EXERCISE:
All lines from the entries below that contain the string "arrow" should be copied out.

RECORDS SUPPLIED:

::::::

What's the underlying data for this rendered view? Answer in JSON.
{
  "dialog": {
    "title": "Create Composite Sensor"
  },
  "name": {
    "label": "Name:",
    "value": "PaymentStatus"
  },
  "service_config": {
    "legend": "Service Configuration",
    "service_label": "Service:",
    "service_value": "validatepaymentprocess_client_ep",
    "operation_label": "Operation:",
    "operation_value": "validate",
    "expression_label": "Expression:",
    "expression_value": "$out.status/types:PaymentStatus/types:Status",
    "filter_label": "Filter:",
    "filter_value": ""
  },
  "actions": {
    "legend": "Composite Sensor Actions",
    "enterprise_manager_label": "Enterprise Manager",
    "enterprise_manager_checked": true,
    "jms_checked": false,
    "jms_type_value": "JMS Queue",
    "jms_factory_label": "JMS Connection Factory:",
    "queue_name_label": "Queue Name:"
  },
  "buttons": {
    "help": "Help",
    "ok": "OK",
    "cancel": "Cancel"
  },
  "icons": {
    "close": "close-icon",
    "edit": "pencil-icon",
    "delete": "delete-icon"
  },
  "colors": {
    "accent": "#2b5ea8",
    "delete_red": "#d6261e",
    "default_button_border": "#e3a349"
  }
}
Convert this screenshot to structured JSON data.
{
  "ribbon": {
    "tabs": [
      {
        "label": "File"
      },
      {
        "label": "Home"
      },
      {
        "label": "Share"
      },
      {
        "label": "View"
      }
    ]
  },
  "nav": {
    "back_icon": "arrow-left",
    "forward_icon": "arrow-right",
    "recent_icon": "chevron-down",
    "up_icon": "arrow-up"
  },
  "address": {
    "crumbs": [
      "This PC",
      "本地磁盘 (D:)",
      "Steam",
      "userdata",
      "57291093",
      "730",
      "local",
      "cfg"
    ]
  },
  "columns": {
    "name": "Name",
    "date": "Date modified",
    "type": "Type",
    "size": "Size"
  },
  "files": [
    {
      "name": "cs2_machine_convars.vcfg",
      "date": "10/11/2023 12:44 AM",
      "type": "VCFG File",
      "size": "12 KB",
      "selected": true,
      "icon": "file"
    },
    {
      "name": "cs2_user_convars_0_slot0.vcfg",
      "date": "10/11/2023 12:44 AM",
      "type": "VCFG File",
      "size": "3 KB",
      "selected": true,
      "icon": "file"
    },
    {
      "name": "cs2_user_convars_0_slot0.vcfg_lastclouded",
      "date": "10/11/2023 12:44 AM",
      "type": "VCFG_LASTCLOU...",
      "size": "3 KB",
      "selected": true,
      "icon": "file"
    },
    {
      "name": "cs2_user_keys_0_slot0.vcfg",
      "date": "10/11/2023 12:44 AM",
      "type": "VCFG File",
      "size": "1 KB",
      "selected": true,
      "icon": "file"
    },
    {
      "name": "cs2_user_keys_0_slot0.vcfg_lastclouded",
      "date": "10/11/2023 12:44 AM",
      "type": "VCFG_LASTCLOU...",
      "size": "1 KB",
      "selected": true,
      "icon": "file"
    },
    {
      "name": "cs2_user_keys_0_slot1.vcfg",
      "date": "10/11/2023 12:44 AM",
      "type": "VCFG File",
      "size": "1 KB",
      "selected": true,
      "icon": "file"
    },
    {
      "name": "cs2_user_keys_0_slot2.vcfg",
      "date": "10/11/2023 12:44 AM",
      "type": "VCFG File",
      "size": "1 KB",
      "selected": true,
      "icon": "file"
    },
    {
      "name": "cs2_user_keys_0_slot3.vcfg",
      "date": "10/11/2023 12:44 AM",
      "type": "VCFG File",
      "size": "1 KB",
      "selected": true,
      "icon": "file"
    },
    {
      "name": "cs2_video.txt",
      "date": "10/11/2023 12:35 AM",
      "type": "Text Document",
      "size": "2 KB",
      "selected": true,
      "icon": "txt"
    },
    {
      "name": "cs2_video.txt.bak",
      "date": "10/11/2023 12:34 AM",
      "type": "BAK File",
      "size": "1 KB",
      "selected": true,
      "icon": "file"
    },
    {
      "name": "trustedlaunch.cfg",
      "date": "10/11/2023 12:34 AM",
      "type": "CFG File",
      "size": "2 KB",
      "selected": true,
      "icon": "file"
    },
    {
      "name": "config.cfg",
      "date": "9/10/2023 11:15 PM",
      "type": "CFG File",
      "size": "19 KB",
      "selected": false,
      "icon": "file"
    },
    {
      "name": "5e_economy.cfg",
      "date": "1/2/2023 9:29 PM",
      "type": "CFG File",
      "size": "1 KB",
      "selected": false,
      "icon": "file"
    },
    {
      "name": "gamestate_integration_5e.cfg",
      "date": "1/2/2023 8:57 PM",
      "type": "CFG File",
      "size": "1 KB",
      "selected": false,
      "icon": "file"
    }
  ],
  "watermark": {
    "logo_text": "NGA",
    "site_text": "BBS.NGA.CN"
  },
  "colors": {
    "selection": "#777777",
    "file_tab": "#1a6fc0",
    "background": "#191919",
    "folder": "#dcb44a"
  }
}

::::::

SOLVED PROBLEM:
    "back_icon": "arrow-left",
    "forward_icon": "arrow-right",
    "up_icon": "arrow-up"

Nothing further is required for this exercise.